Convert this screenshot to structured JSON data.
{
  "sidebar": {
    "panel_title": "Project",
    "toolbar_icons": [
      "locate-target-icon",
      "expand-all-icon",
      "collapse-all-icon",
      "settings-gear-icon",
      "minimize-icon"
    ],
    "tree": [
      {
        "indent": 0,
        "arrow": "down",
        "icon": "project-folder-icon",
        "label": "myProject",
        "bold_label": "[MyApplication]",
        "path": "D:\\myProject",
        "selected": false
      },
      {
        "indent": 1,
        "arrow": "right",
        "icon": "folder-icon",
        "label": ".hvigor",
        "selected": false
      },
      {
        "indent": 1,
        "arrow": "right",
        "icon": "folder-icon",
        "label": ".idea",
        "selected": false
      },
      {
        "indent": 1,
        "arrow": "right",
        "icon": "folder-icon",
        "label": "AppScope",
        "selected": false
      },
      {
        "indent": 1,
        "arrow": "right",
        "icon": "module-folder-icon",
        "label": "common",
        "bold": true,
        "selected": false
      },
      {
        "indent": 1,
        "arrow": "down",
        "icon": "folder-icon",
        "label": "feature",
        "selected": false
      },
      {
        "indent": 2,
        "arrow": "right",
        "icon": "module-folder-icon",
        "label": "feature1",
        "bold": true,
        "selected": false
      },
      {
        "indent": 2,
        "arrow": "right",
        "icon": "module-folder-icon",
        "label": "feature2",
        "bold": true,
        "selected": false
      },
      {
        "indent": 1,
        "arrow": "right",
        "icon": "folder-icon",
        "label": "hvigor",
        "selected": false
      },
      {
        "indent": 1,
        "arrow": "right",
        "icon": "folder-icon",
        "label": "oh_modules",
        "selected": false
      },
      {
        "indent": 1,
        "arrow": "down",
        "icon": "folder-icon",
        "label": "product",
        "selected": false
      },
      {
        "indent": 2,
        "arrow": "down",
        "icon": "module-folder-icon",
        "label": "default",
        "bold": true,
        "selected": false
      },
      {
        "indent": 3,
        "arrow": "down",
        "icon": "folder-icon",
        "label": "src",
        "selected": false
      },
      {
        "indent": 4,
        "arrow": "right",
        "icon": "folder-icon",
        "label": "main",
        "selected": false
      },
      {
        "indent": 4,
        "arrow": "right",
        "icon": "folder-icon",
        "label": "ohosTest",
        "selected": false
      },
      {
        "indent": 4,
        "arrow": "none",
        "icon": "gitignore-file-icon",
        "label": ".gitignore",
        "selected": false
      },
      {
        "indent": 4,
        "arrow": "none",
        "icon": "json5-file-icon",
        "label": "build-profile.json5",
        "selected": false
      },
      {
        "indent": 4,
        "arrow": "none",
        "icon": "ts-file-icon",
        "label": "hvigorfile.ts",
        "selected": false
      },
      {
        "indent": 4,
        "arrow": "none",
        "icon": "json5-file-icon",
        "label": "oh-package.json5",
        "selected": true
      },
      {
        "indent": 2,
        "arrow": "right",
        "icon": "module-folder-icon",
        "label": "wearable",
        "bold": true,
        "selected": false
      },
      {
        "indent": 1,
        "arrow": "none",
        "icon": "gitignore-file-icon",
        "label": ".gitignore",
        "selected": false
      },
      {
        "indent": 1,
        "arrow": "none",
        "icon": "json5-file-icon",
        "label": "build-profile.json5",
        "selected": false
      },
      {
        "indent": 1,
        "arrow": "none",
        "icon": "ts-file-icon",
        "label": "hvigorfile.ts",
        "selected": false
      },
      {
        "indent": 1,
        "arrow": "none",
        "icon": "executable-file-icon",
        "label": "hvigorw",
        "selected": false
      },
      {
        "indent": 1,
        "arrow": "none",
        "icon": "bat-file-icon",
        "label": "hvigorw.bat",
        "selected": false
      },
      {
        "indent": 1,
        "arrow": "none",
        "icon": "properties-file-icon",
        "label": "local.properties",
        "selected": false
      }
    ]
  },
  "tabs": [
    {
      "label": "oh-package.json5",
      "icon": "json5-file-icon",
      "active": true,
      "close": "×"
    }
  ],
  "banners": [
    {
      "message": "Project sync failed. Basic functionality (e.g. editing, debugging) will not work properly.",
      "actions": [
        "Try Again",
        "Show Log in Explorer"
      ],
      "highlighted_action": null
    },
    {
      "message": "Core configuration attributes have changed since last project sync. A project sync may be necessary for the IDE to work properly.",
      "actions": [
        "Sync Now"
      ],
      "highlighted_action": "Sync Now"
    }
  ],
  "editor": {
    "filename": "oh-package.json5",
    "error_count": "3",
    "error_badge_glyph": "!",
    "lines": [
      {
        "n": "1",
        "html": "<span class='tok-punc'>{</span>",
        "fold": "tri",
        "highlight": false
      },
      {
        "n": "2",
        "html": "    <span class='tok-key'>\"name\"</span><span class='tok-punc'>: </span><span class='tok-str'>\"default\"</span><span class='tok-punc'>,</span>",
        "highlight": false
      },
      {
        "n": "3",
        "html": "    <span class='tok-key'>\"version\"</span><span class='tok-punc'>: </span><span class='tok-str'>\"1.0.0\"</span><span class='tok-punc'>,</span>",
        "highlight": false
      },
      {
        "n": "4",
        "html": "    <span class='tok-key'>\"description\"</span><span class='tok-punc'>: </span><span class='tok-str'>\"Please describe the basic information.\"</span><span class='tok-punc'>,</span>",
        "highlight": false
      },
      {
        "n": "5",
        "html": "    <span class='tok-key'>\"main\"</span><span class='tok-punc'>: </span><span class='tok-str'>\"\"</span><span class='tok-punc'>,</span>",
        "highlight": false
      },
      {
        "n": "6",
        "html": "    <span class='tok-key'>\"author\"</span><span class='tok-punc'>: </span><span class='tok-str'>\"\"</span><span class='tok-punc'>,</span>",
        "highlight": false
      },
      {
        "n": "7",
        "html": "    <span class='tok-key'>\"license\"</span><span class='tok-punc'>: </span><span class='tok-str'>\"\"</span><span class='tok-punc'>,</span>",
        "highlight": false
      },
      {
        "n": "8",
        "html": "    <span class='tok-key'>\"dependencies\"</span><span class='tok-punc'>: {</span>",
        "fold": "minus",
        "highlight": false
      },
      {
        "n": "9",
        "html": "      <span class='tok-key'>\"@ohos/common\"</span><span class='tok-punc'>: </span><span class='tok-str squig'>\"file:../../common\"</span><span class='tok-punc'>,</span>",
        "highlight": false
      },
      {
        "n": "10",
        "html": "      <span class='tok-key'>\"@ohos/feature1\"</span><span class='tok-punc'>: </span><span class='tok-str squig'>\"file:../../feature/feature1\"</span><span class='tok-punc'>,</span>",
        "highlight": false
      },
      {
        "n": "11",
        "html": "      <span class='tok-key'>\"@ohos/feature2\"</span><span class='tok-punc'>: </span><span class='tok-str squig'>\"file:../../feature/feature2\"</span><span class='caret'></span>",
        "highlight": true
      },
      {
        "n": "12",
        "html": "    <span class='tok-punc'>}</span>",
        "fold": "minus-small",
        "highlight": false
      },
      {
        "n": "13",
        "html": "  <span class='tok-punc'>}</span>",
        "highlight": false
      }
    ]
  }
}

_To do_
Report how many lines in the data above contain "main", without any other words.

_Result for this exercise_
2